*What to produce*: Exclude every picture and return the remaining entries below verbatim.
[Dataset excerpts Boundary: Start]
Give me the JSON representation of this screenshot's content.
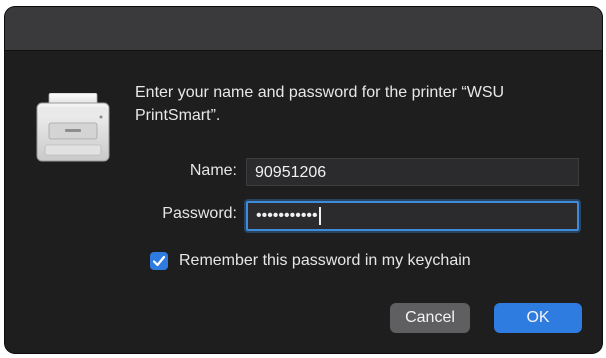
{
  "dialog": {
    "message": "Enter your name and password for the printer “WSU PrintSmart”.",
    "name_label": "Name:",
    "name_value": "90951206",
    "password_label": "Password:",
    "password_masked": "•••••••••••",
    "remember_label": "Remember this password in my keychain",
    "remember_checked": true,
    "cancel_label": "Cancel",
    "ok_label": "OK"
  },
  "colors": {
    "accent": "#2f7ce0",
    "background": "#1e1e1f",
    "titlebar": "#3a3a3c"
  },
  "icons": {
    "printer": "printer-icon",
    "checkmark": "checkmark-icon"
  }
}
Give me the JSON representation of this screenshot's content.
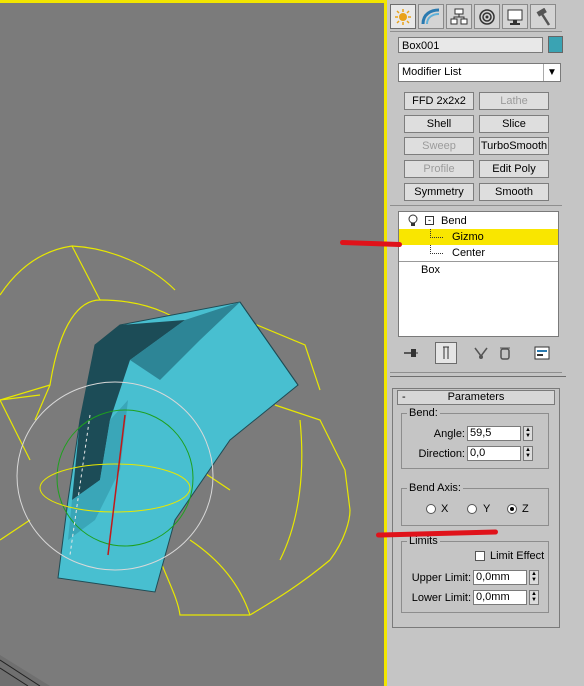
{
  "tabs": [
    {
      "name": "create-tab",
      "icon": "sun-icon",
      "active": true
    },
    {
      "name": "modify-tab",
      "icon": "rainbow-curve-icon"
    },
    {
      "name": "hierarchy-tab",
      "icon": "hierarchy-icon"
    },
    {
      "name": "motion-tab",
      "icon": "motion-icon"
    },
    {
      "name": "display-tab",
      "icon": "display-monitor-icon"
    },
    {
      "name": "utilities-tab",
      "icon": "hammer-icon"
    }
  ],
  "object": {
    "name": "Box001",
    "color": "#3aa3b3"
  },
  "modifier_list": {
    "label": "Modifier List"
  },
  "modifier_buttons": [
    {
      "label": "FFD 2x2x2",
      "enabled": true
    },
    {
      "label": "Lathe",
      "enabled": false
    },
    {
      "label": "Shell",
      "enabled": true
    },
    {
      "label": "Slice",
      "enabled": true
    },
    {
      "label": "Sweep",
      "enabled": false
    },
    {
      "label": "TurboSmooth",
      "enabled": true
    },
    {
      "label": "Profile",
      "enabled": false
    },
    {
      "label": "Edit Poly",
      "enabled": true
    },
    {
      "label": "Symmetry",
      "enabled": true
    },
    {
      "label": "Smooth",
      "enabled": true
    }
  ],
  "stack": {
    "modifier": "Bend",
    "subobjects": [
      "Gizmo",
      "Center"
    ],
    "selected_subobject": "Gizmo",
    "base_object": "Box"
  },
  "parameters": {
    "title": "Parameters",
    "collapse": "-",
    "bend_group": "Bend:",
    "angle_label": "Angle:",
    "angle_value": "59,5",
    "direction_label": "Direction:",
    "direction_value": "0,0",
    "axis_group": "Bend Axis:",
    "axes": [
      "X",
      "Y",
      "Z"
    ],
    "selected_axis": "Z",
    "limits_group": "Limits",
    "limit_effect_label": "Limit Effect",
    "limit_effect_checked": false,
    "upper_limit_label": "Upper Limit:",
    "upper_limit_value": "0,0mm",
    "lower_limit_label": "Lower Limit:",
    "lower_limit_value": "0,0mm"
  },
  "colors": {
    "selection_yellow": "#f9e600",
    "viewport_border": "#f2e600",
    "annotation_red": "#e0121a",
    "mesh_cyan": "#48bfd0",
    "gizmo_yellow": "#e8e800"
  }
}
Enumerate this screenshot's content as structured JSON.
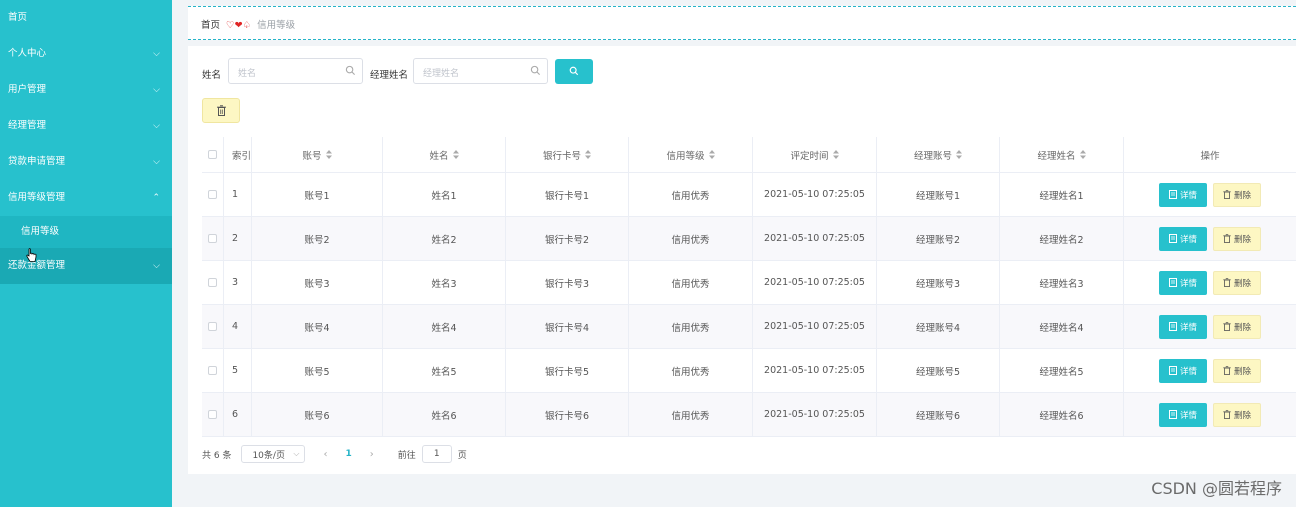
{
  "sidebar": {
    "items": [
      {
        "label": "首页"
      },
      {
        "label": "个人中心"
      },
      {
        "label": "用户管理"
      },
      {
        "label": "经理管理"
      },
      {
        "label": "贷款申请管理"
      },
      {
        "label": "信用等级管理"
      },
      {
        "label": "信用等级"
      },
      {
        "label": "还款金额管理"
      }
    ]
  },
  "breadcrumb": {
    "home": "首页",
    "current": "信用等级"
  },
  "search": {
    "name_label": "姓名",
    "name_placeholder": "姓名",
    "manager_label": "经理姓名",
    "manager_placeholder": "经理姓名"
  },
  "table": {
    "headers": [
      "索引",
      "账号",
      "姓名",
      "银行卡号",
      "信用等级",
      "评定时间",
      "经理账号",
      "经理姓名",
      "操作"
    ],
    "rows": [
      [
        "1",
        "账号1",
        "姓名1",
        "银行卡号1",
        "信用优秀",
        "2021-05-10 07:25:05",
        "经理账号1",
        "经理姓名1"
      ],
      [
        "2",
        "账号2",
        "姓名2",
        "银行卡号2",
        "信用优秀",
        "2021-05-10 07:25:05",
        "经理账号2",
        "经理姓名2"
      ],
      [
        "3",
        "账号3",
        "姓名3",
        "银行卡号3",
        "信用优秀",
        "2021-05-10 07:25:05",
        "经理账号3",
        "经理姓名3"
      ],
      [
        "4",
        "账号4",
        "姓名4",
        "银行卡号4",
        "信用优秀",
        "2021-05-10 07:25:05",
        "经理账号4",
        "经理姓名4"
      ],
      [
        "5",
        "账号5",
        "姓名5",
        "银行卡号5",
        "信用优秀",
        "2021-05-10 07:25:05",
        "经理账号5",
        "经理姓名5"
      ],
      [
        "6",
        "账号6",
        "姓名6",
        "银行卡号6",
        "信用优秀",
        "2021-05-10 07:25:05",
        "经理账号6",
        "经理姓名6"
      ]
    ],
    "detail_label": "详情",
    "delete_label": "删除"
  },
  "pager": {
    "total": "共 6 条",
    "page_size": "10条/页",
    "current": "1",
    "goto": "前往",
    "goto_value": "1",
    "page": "页"
  },
  "watermark": "CSDN @圆若程序",
  "colors": {
    "accent": "#27c1cd",
    "danger_bg": "#fdf7c3"
  }
}
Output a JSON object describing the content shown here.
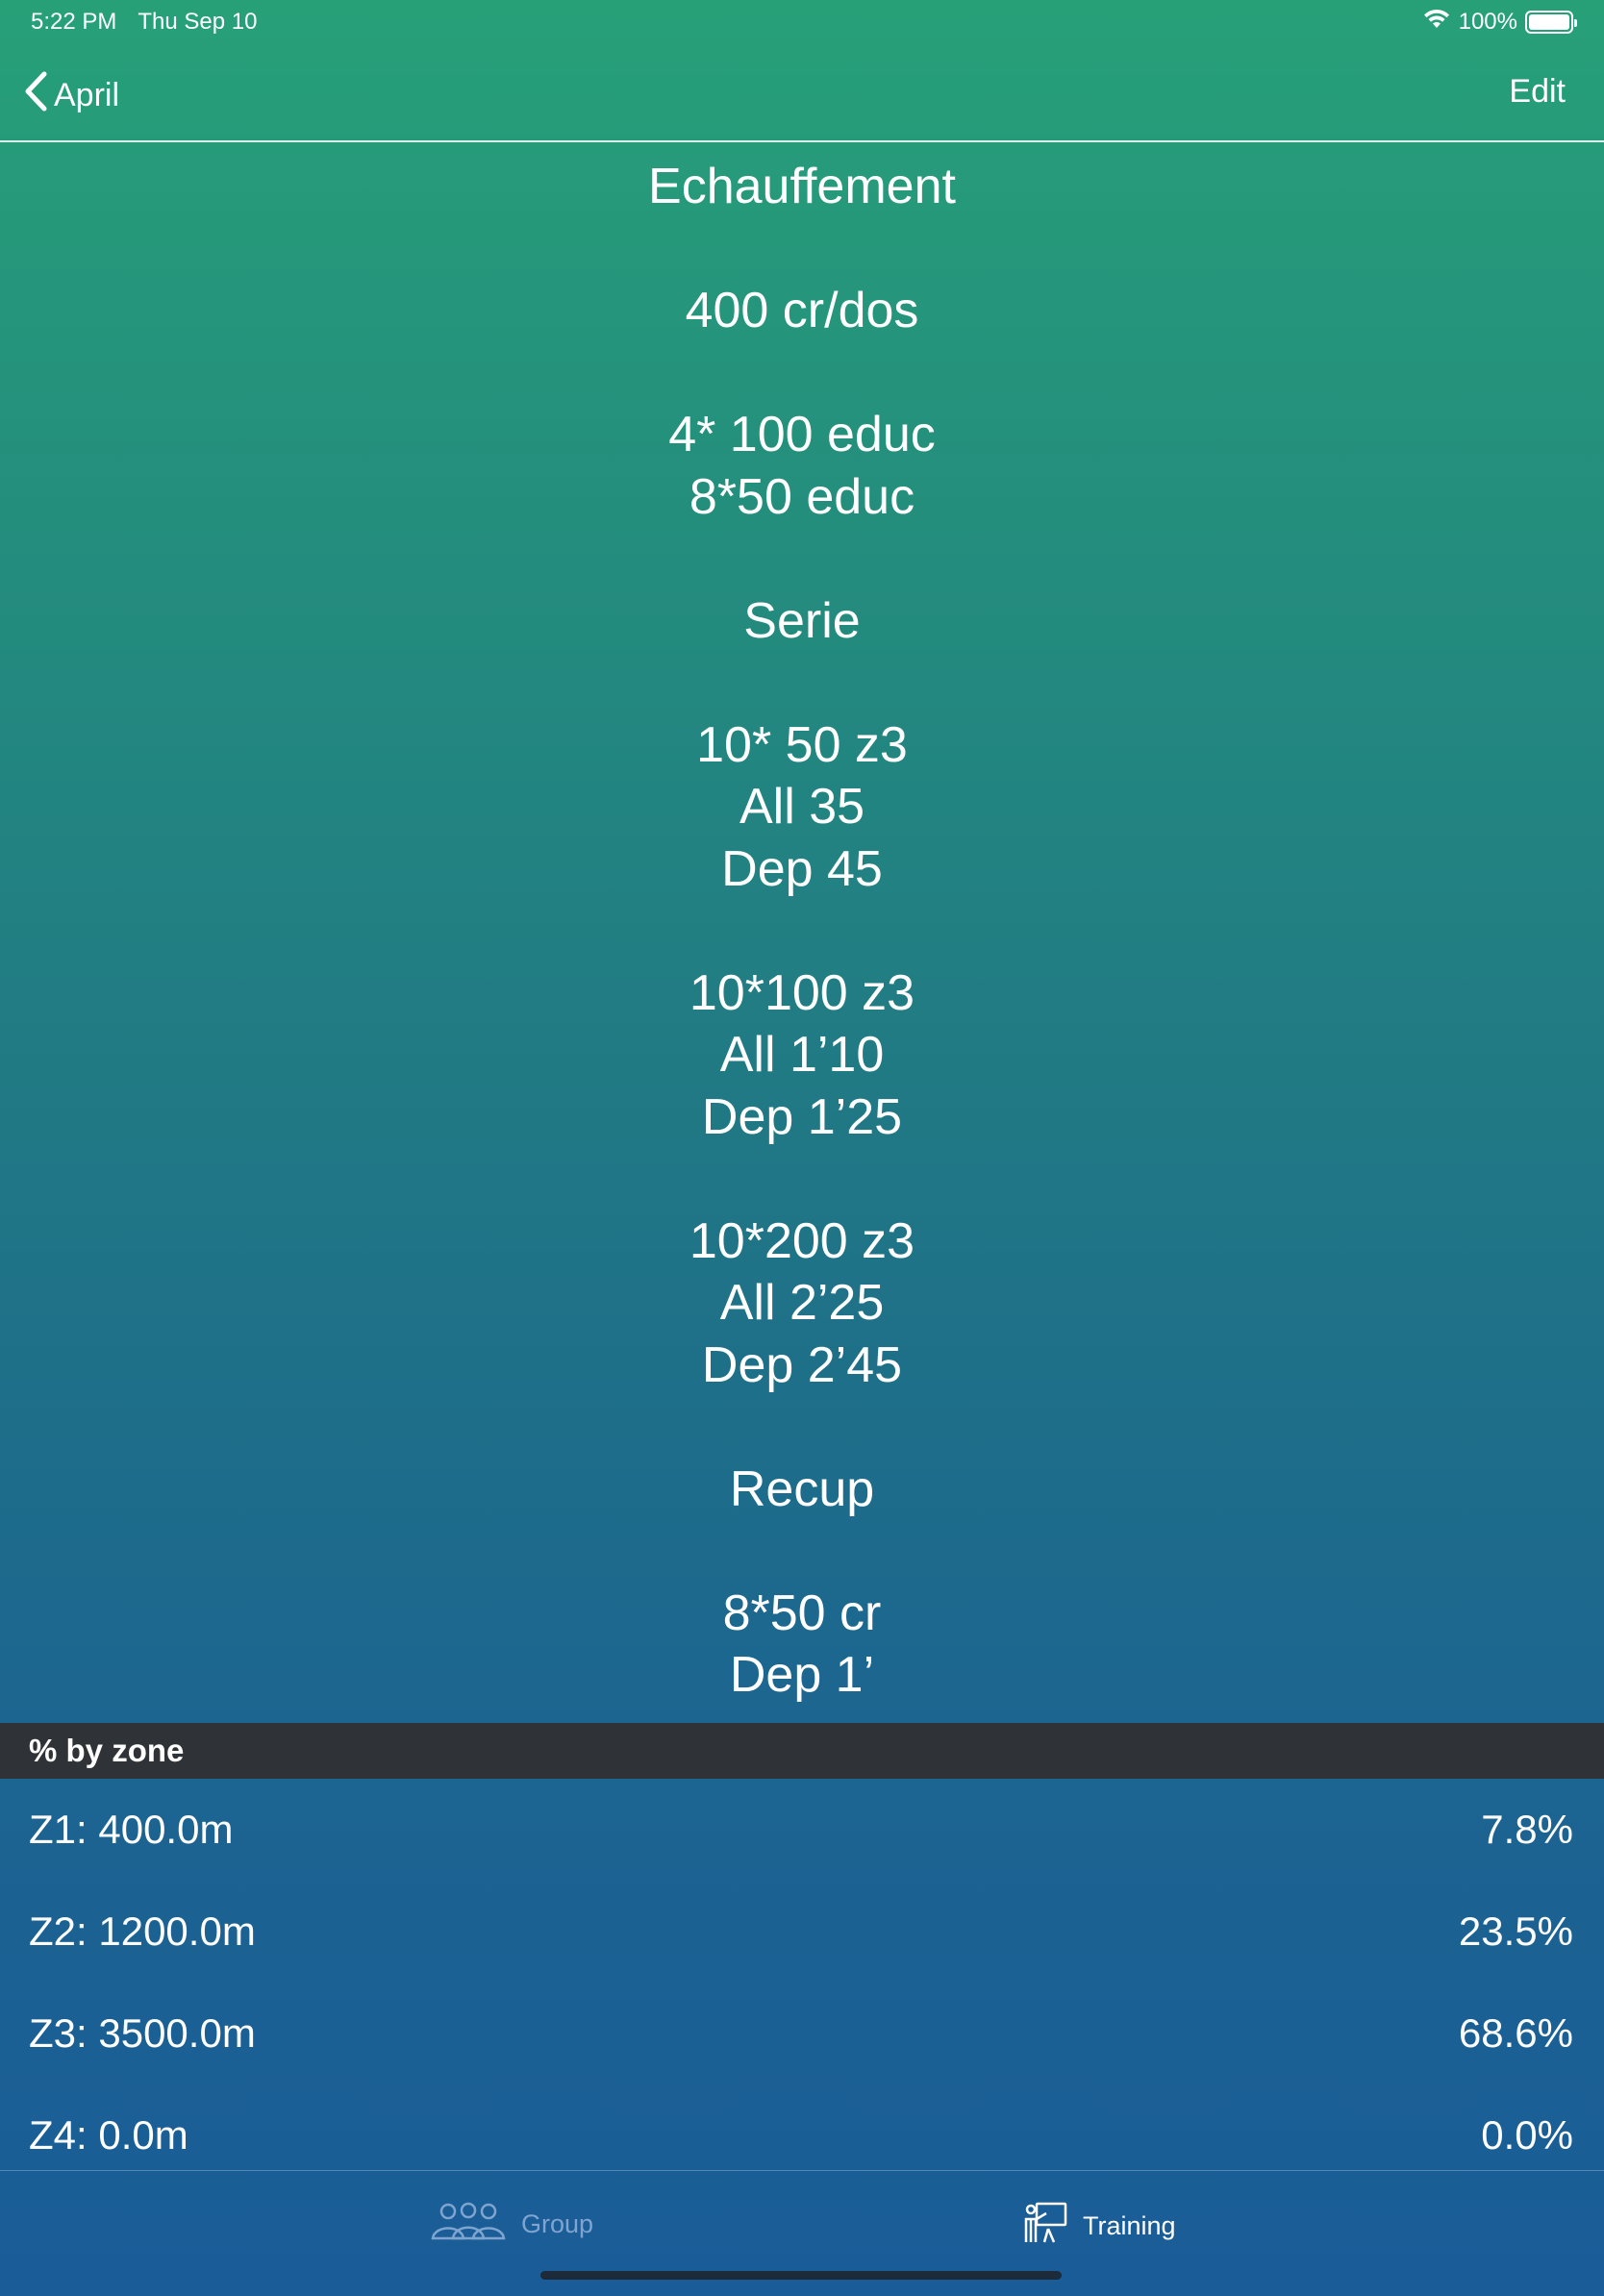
{
  "status_bar": {
    "time": "5:22 PM",
    "date": "Thu Sep 10",
    "battery": "100%",
    "battery_level": 1.0
  },
  "nav": {
    "back_label": "April",
    "edit_label": "Edit"
  },
  "workout": {
    "lines": [
      "Echauffement",
      "",
      "400 cr/dos",
      "",
      "4* 100 educ",
      "8*50 educ",
      "",
      "Serie",
      "",
      "10* 50 z3",
      "All 35",
      "Dep 45",
      "",
      "10*100 z3",
      "All 1’10",
      "Dep 1’25",
      "",
      "10*200 z3",
      "All 2’25",
      "Dep 2’45",
      "",
      "Recup",
      "",
      "8*50 cr",
      "Dep 1’"
    ]
  },
  "zones": {
    "header": "% by zone",
    "rows": [
      {
        "label": "Z1: 400.0m",
        "percent": "7.8%"
      },
      {
        "label": "Z2: 1200.0m",
        "percent": "23.5%"
      },
      {
        "label": "Z3: 3500.0m",
        "percent": "68.6%"
      },
      {
        "label": "Z4: 0.0m",
        "percent": "0.0%"
      }
    ]
  },
  "tabs": [
    {
      "label": "Group",
      "icon": "group-icon",
      "selected": false
    },
    {
      "label": "Training",
      "icon": "training-icon",
      "selected": true
    }
  ],
  "colors": {
    "gradient_top": "#27a078",
    "gradient_bottom": "#1a5c98",
    "section_header": "#2f3236",
    "tab_inactive": "#7fa4cf",
    "tab_active": "#ffffff"
  }
}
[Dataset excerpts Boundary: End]
*Answer to this problem*:
Give me the JSON representation of this screenshot's content.
{
  "dialog": {
    "message": "Enter your name and password for the printer “WSU PrintSmart”.",
    "name_label": "Name:",
    "name_value": "90951206",
    "password_label": "Password:",
    "password_masked": "•••••••••••",
    "remember_label": "Remember this password in my keychain",
    "remember_checked": true,
    "cancel_label": "Cancel",
    "ok_label": "OK"
  },
  "colors": {
    "accent": "#2f7ce0",
    "background": "#1e1e1f",
    "titlebar": "#3a3a3c"
  },
  "icons": {
    "printer": "printer-icon",
    "checkmark": "checkmark-icon"
  }
}
Give me the JSON representation of this screenshot's content.
{
  "tabs": [
    {
      "name": "create-tab",
      "icon": "sun-icon",
      "active": true
    },
    {
      "name": "modify-tab",
      "icon": "rainbow-curve-icon"
    },
    {
      "name": "hierarchy-tab",
      "icon": "hierarchy-icon"
    },
    {
      "name": "motion-tab",
      "icon": "motion-icon"
    },
    {
      "name": "display-tab",
      "icon": "display-monitor-icon"
    },
    {
      "name": "utilities-tab",
      "icon": "hammer-icon"
    }
  ],
  "object": {
    "name": "Box001",
    "color": "#3aa3b3"
  },
  "modifier_list": {
    "label": "Modifier List"
  },
  "modifier_buttons": [
    {
      "label": "FFD 2x2x2",
      "enabled": true
    },
    {
      "label": "Lathe",
      "enabled": false
    },
    {
      "label": "Shell",
      "enabled": true
    },
    {
      "label": "Slice",
      "enabled": true
    },
    {
      "label": "Sweep",
      "enabled": false
    },
    {
      "label": "TurboSmooth",
      "enabled": true
    },
    {
      "label": "Profile",
      "enabled": false
    },
    {
      "label": "Edit Poly",
      "enabled": true
    },
    {
      "label": "Symmetry",
      "enabled": true
    },
    {
      "label": "Smooth",
      "enabled": true
    }
  ],
  "stack": {
    "modifier": "Bend",
    "subobjects": [
      "Gizmo",
      "Center"
    ],
    "selected_subobject": "Gizmo",
    "base_object": "Box"
  },
  "parameters": {
    "title": "Parameters",
    "collapse": "-",
    "bend_group": "Bend:",
    "angle_label": "Angle:",
    "angle_value": "59,5",
    "direction_label": "Direction:",
    "direction_value": "0,0",
    "axis_group": "Bend Axis:",
    "axes": [
      "X",
      "Y",
      "Z"
    ],
    "selected_axis": "Z",
    "limits_group": "Limits",
    "limit_effect_label": "Limit Effect",
    "limit_effect_checked": false,
    "upper_limit_label": "Upper Limit:",
    "upper_limit_value": "0,0mm",
    "lower_limit_label": "Lower Limit:",
    "lower_limit_value": "0,0mm"
  },
  "colors": {
    "selection_yellow": "#f9e600",
    "viewport_border": "#f2e600",
    "annotation_red": "#e0121a",
    "mesh_cyan": "#48bfd0",
    "gizmo_yellow": "#e8e800"
  }
}
Enumerate this screenshot's content as structured JSON.
{
  "sidebar": {
    "items": [
      {
        "label": "首页"
      },
      {
        "label": "个人中心"
      },
      {
        "label": "用户管理"
      },
      {
        "label": "经理管理"
      },
      {
        "label": "贷款申请管理"
      },
      {
        "label": "信用等级管理"
      },
      {
        "label": "信用等级"
      },
      {
        "label": "还款金额管理"
      }
    ]
  },
  "breadcrumb": {
    "home": "首页",
    "current": "信用等级"
  },
  "search": {
    "name_label": "姓名",
    "name_placeholder": "姓名",
    "manager_label": "经理姓名",
    "manager_placeholder": "经理姓名"
  },
  "table": {
    "headers": [
      "索引",
      "账号",
      "姓名",
      "银行卡号",
      "信用等级",
      "评定时间",
      "经理账号",
      "经理姓名",
      "操作"
    ],
    "rows": [
      [
        "1",
        "账号1",
        "姓名1",
        "银行卡号1",
        "信用优秀",
        "2021-05-10 07:25:05",
        "经理账号1",
        "经理姓名1"
      ],
      [
        "2",
        "账号2",
        "姓名2",
        "银行卡号2",
        "信用优秀",
        "2021-05-10 07:25:05",
        "经理账号2",
        "经理姓名2"
      ],
      [
        "3",
        "账号3",
        "姓名3",
        "银行卡号3",
        "信用优秀",
        "2021-05-10 07:25:05",
        "经理账号3",
        "经理姓名3"
      ],
      [
        "4",
        "账号4",
        "姓名4",
        "银行卡号4",
        "信用优秀",
        "2021-05-10 07:25:05",
        "经理账号4",
        "经理姓名4"
      ],
      [
        "5",
        "账号5",
        "姓名5",
        "银行卡号5",
        "信用优秀",
        "2021-05-10 07:25:05",
        "经理账号5",
        "经理姓名5"
      ],
      [
        "6",
        "账号6",
        "姓名6",
        "银行卡号6",
        "信用优秀",
        "2021-05-10 07:25:05",
        "经理账号6",
        "经理姓名6"
      ]
    ],
    "detail_label": "详情",
    "delete_label": "删除"
  },
  "pager": {
    "total": "共 6 条",
    "page_size": "10条/页",
    "current": "1",
    "goto": "前往",
    "goto_value": "1",
    "page": "页"
  },
  "watermark": "CSDN @圆若程序",
  "colors": {
    "accent": "#27c1cd",
    "danger_bg": "#fdf7c3"
  }
}
Output a JSON object describing the content shown here.
{
  "status_bar": {
    "time": "5:22 PM",
    "date": "Thu Sep 10",
    "battery": "100%",
    "battery_level": 1.0
  },
  "nav": {
    "back_label": "April",
    "edit_label": "Edit"
  },
  "workout": {
    "lines": [
      "Echauffement",
      "",
      "400 cr/dos",
      "",
      "4* 100 educ",
      "8*50 educ",
      "",
      "Serie",
      "",
      "10* 50 z3",
      "All 35",
      "Dep 45",
      "",
      "10*100 z3",
      "All 1’10",
      "Dep 1’25",
      "",
      "10*200 z3",
      "All 2’25",
      "Dep 2’45",
      "",
      "Recup",
      "",
      "8*50 cr",
      "Dep 1’"
    ]
  },
  "zones": {
    "header": "% by zone",
    "rows": [
      {
        "label": "Z1: 400.0m",
        "percent": "7.8%"
      },
      {
        "label": "Z2: 1200.0m",
        "percent": "23.5%"
      },
      {
        "label": "Z3: 3500.0m",
        "percent": "68.6%"
      },
      {
        "label": "Z4: 0.0m",
        "percent": "0.0%"
      }
    ]
  },
  "tabs": [
    {
      "label": "Group",
      "icon": "group-icon",
      "selected": false
    },
    {
      "label": "Training",
      "icon": "training-icon",
      "selected": true
    }
  ],
  "colors": {
    "gradient_top": "#27a078",
    "gradient_bottom": "#1a5c98",
    "section_header": "#2f3236",
    "tab_inactive": "#7fa4cf",
    "tab_active": "#ffffff"
  }
}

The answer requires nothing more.